$ git init <dirname>
  

Creates a new bare git repository in the current directory, or if a directory argument is given, in that directory.

Version control a file

$ git add file|dir <file|dir> ...
  

Adds, or to use git terminology ‘stages’ a file for a local commit.

Remove a version controlled file

$ git rm -rf --cached <file|dir>
  

This removes a file that has been previously staged (i.e added) for local commit. It does not remove the local file. If you omit the —cached option, the local file WILL be deleted. The rm command is roughly analagous to: $ svn del

Make a local commit

$ git commit <-a> -m 'Commit message' <file> ...
  

The -a flag will commit all pending files recursively in the current path, alternatively you can specify the exact files to commit at the end of the command separated by spaces.

See pending actions or status

$ git status <-u no|all|normal> <path> ...
  

Will show pending files and untracked files in the current working path. Optionally the -u (—untracked-files) option can be supplied to hide/show untracked files in the status report. Passing a path, or number of paths will run the status for that path rather than the current directory.

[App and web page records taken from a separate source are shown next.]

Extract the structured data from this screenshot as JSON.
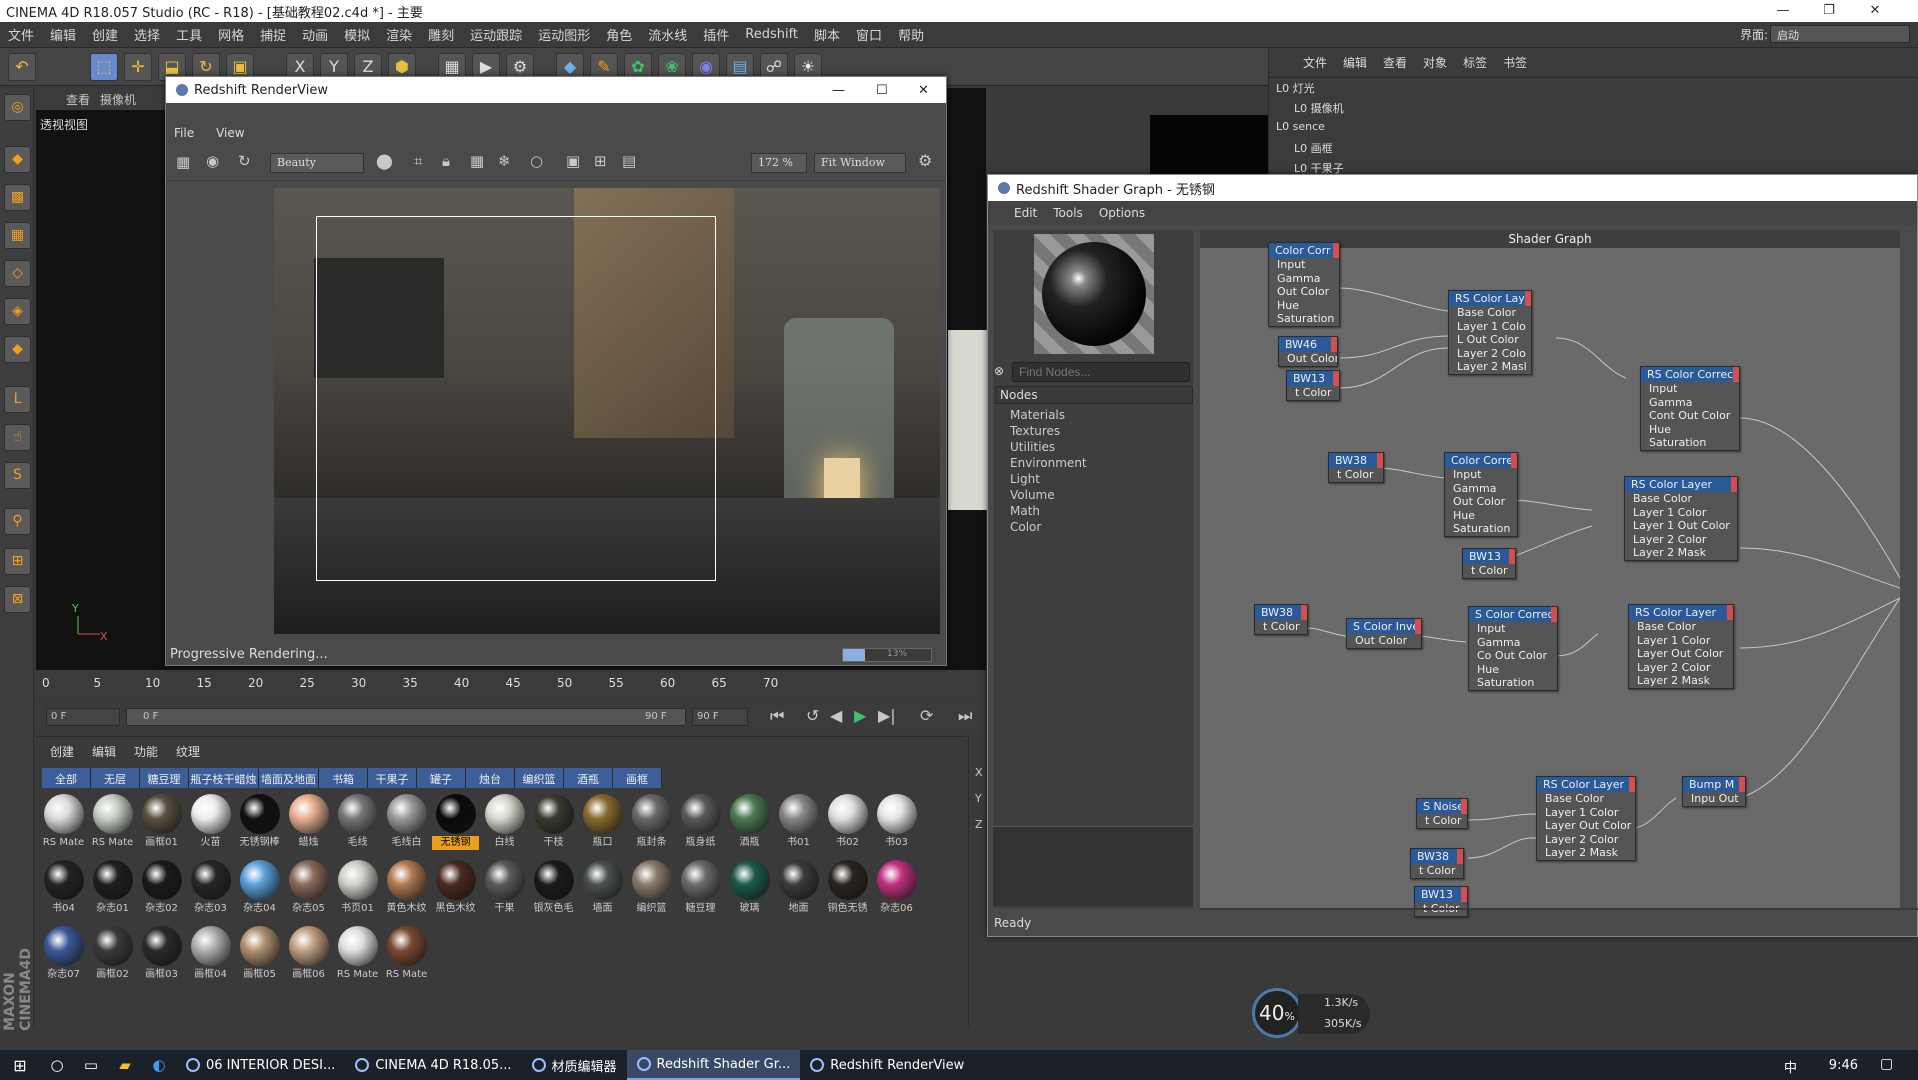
{
  "app": {
    "title": "CINEMA 4D R18.057 Studio (RC - R18) - [基础教程02.c4d *] - 主要"
  },
  "menubar": [
    "文件",
    "编辑",
    "创建",
    "选择",
    "工具",
    "网格",
    "捕捉",
    "动画",
    "模拟",
    "渲染",
    "雕刻",
    "运动跟踪",
    "运动图形",
    "角色",
    "流水线",
    "插件",
    "Redshift",
    "脚本",
    "窗口",
    "帮助"
  ],
  "layout": {
    "label": "界面:",
    "value": "启动"
  },
  "viewport": {
    "menus": [
      "查看",
      "摄像机"
    ],
    "name": "透视视图",
    "axis_y": "Y",
    "axis_x": "X"
  },
  "renderview": {
    "title": "Redshift RenderView",
    "menus": [
      "File",
      "View"
    ],
    "aov": "Beauty",
    "zoom": "172 %",
    "fit": "Fit Window",
    "status": "Progressive Rendering...",
    "progress_label": "13%",
    "progress": 0.25
  },
  "timeline": {
    "ticks": [
      "0",
      "5",
      "10",
      "15",
      "20",
      "25",
      "30",
      "35",
      "40",
      "45",
      "50",
      "55",
      "60",
      "65",
      "70"
    ]
  },
  "playbar": {
    "current": "0 F",
    "start": "0 F",
    "end": "90 F",
    "max": "90 F"
  },
  "material_manager": {
    "menus": [
      "创建",
      "编辑",
      "功能",
      "纹理"
    ],
    "tabs": [
      "全部",
      "无层",
      "糖豆理",
      "瓶子枝干蜡烛",
      "墙面及地面",
      "书箱",
      "干果子",
      "罐子",
      "烛台",
      "编织篮",
      "酒瓶",
      "画框"
    ],
    "materials": [
      {
        "name": "RS Mate",
        "color": "#dcdcdc"
      },
      {
        "name": "RS Mate",
        "color": "#c8d0c4"
      },
      {
        "name": "画框01",
        "color": "#5a5040"
      },
      {
        "name": "火苗",
        "color": "#eeeeee"
      },
      {
        "name": "无锈钢棒",
        "color": "#101010"
      },
      {
        "name": "蜡烛",
        "color": "#e8b090"
      },
      {
        "name": "毛线",
        "color": "#777777"
      },
      {
        "name": "毛线白",
        "color": "#9a9a9a"
      },
      {
        "name": "无锈钢",
        "color": "#0a0a0a",
        "selected": true
      },
      {
        "name": "白线",
        "color": "#d8d8d0"
      },
      {
        "name": "干枝",
        "color": "#3a3a30"
      },
      {
        "name": "瓶口",
        "color": "#8a6a30"
      },
      {
        "name": "瓶封条",
        "color": "#6a6a6a"
      },
      {
        "name": "瓶身纸",
        "color": "#5a5a5a"
      },
      {
        "name": "酒瓶",
        "color": "#4a7a50"
      },
      {
        "name": "书01",
        "color": "#888888"
      },
      {
        "name": "书02",
        "color": "#e0e0e0"
      },
      {
        "name": "书03",
        "color": "#e6e6e6"
      },
      {
        "name": "书04",
        "color": "#222222"
      },
      {
        "name": "杂志01",
        "color": "#1e1e1e"
      },
      {
        "name": "杂志02",
        "color": "#1a1a1a"
      },
      {
        "name": "杂志03",
        "color": "#262626"
      },
      {
        "name": "杂志04",
        "color": "#5aa0d8"
      },
      {
        "name": "杂志05",
        "color": "#8a6a5a"
      },
      {
        "name": "书页01",
        "color": "#d0d0c8"
      },
      {
        "name": "黄色木纹",
        "color": "#b07a50"
      },
      {
        "name": "黑色木纹",
        "color": "#4a2a1e"
      },
      {
        "name": "干果",
        "color": "#5a5a5a"
      },
      {
        "name": "银灰色毛",
        "color": "#1a1a1a"
      },
      {
        "name": "墙面",
        "color": "#4a5050"
      },
      {
        "name": "编织篮",
        "color": "#8a7a6a"
      },
      {
        "name": "糖豆理",
        "color": "#6a6a6a"
      },
      {
        "name": "玻璃",
        "color": "#1a5a4a"
      },
      {
        "name": "地面",
        "color": "#3a3a3a"
      },
      {
        "name": "铜色无锈",
        "color": "#2a2420"
      },
      {
        "name": "杂志06",
        "color": "#c03080"
      },
      {
        "name": "杂志07",
        "color": "#3a5a9a"
      },
      {
        "name": "画框02",
        "color": "#3a3a3a"
      },
      {
        "name": "画框03",
        "color": "#2a2a2a"
      },
      {
        "name": "画框04",
        "color": "#b0b0b0"
      },
      {
        "name": "画框05",
        "color": "#b09070"
      },
      {
        "name": "画框06",
        "color": "#c0a080"
      },
      {
        "name": "RS Mate",
        "color": "#e0e0e0"
      },
      {
        "name": "RS Mate",
        "color": "#7a4a30"
      }
    ]
  },
  "object_manager": {
    "menus": [
      "文件",
      "编辑",
      "查看",
      "对象",
      "标签",
      "书签"
    ],
    "rows": [
      "灯光",
      "摄像机",
      "sence",
      "画框",
      "干果子"
    ]
  },
  "shader_graph": {
    "title": "Redshift Shader Graph - 无锈钢",
    "menus": [
      "Edit",
      "Tools",
      "Options"
    ],
    "find_placeholder": "Find Nodes...",
    "tree_header": "Nodes",
    "tree": [
      "Materials",
      "Textures",
      "Utilities",
      "Environment",
      "Light",
      "Volume",
      "Math",
      "Color"
    ],
    "canvas_title": "Shader Graph",
    "status": "Ready",
    "nodes": [
      {
        "title": "Color Corr",
        "ports": [
          "Input",
          "Gamma",
          "Out Color",
          "Hue",
          "Saturation"
        ]
      },
      {
        "title": "RS Color Laye",
        "ports": [
          "Base Color",
          "Layer 1 Colo",
          "L Out Color",
          "Layer 2 Colo",
          "Layer 2 Masl"
        ]
      },
      {
        "title": "BW46",
        "ports": [
          "Out Color"
        ]
      },
      {
        "title": "BW13",
        "ports": [
          "t Color"
        ]
      },
      {
        "title": "RS Color Correct",
        "ports": [
          "Input",
          "Gamma",
          "Cont Out Color",
          "Hue",
          "Saturation"
        ]
      },
      {
        "title": "BW38",
        "ports": [
          "t Color"
        ]
      },
      {
        "title": "Color Corre",
        "ports": [
          "Input",
          "Gamma",
          "Out Color",
          "Hue",
          "Saturation"
        ]
      },
      {
        "title": "RS Color Layer",
        "ports": [
          "Base Color",
          "Layer 1 Color",
          "Layer 1  Out Color",
          "Layer 2 Color",
          "Layer 2 Mask"
        ]
      },
      {
        "title": "BW13",
        "ports": [
          "t Color"
        ]
      },
      {
        "title": "BW38",
        "ports": [
          "t Color"
        ]
      },
      {
        "title": "S Color Inve",
        "ports": [
          "Out Color"
        ]
      },
      {
        "title": "S Color Correc",
        "ports": [
          "Input",
          "Gamma",
          "Co Out Color",
          "Hue",
          "Saturation"
        ]
      },
      {
        "title": "RS Color Layer",
        "ports": [
          "Base Color",
          "Layer 1 Color",
          "Layer Out Color",
          "Layer 2 Color",
          "Layer 2 Mask"
        ]
      },
      {
        "title": "S Noise",
        "ports": [
          "t Color"
        ]
      },
      {
        "title": "RS Color Layer",
        "ports": [
          "Base Color",
          "Layer 1 Color",
          "Layer Out Color",
          "Layer 2 Color",
          "Layer 2 Mask"
        ]
      },
      {
        "title": "Bump M",
        "ports": [
          "Inpu Out"
        ]
      },
      {
        "title": "BW38",
        "ports": [
          "t Color"
        ]
      },
      {
        "title": "BW13",
        "ports": [
          "t Color"
        ]
      }
    ]
  },
  "net_widget": {
    "percent": "40",
    "unit": "%",
    "up": "1.3K/s",
    "down": "305K/s"
  },
  "taskbar": {
    "items": [
      {
        "label": "06 INTERIOR DESI..."
      },
      {
        "label": "CINEMA 4D R18.05..."
      },
      {
        "label": "材质编辑器"
      },
      {
        "label": "Redshift Shader Gr...",
        "active": true
      },
      {
        "label": "Redshift RenderView"
      }
    ],
    "ime": "中",
    "time": "9:46"
  },
  "colors": {
    "accent": "#2b5a9b",
    "selected": "#e8a020",
    "tab": "#3c5f9a"
  }
}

Create a bare centralised remote repository

$ git clone --bare pathtoinitialrepo <myrepo.git>
  

Alternatively if you don’t have an existing repo already:

$ git init --bare <path>
  

Often you’ll see the .git extension bandied about, particularly on github. This is a canonical reference to a bare git repository (i.e. only has the meta information and not a working copy) that is usually acts as a master or central repository.

Configuring a local repository to push to a remote

$ cd pathtoinitialrepo
  $ git remote add origin ssh://[email protected]/~/repos/myrepo.git
  $ git push origin master
  

If you initially clone from the remote repository you can skip the first step of setting up the origin. However if you have just created a new bare remote repository and want to setup an initial commit, you need to setup the origin first. Subsequent pushes to the remote repository can be done with git push origin master. This is the familiar model of subversion and svn commit.

Create a local copy of a remote git repository

$ git clone ssh://[email protected]/~/repos/myrepo.git
  

Create a local copy from remote repository created following the above approach.

Ignore changes to a tracked file

$ git update-index --assume-unchanged <file>
  

Use this command if you’ve added a file, e.g. a database defaults config file, but do not want further changes to be picked up for it.

To resume tracking changes to the file use:

$ git update-index --no-assume-unchanged <file>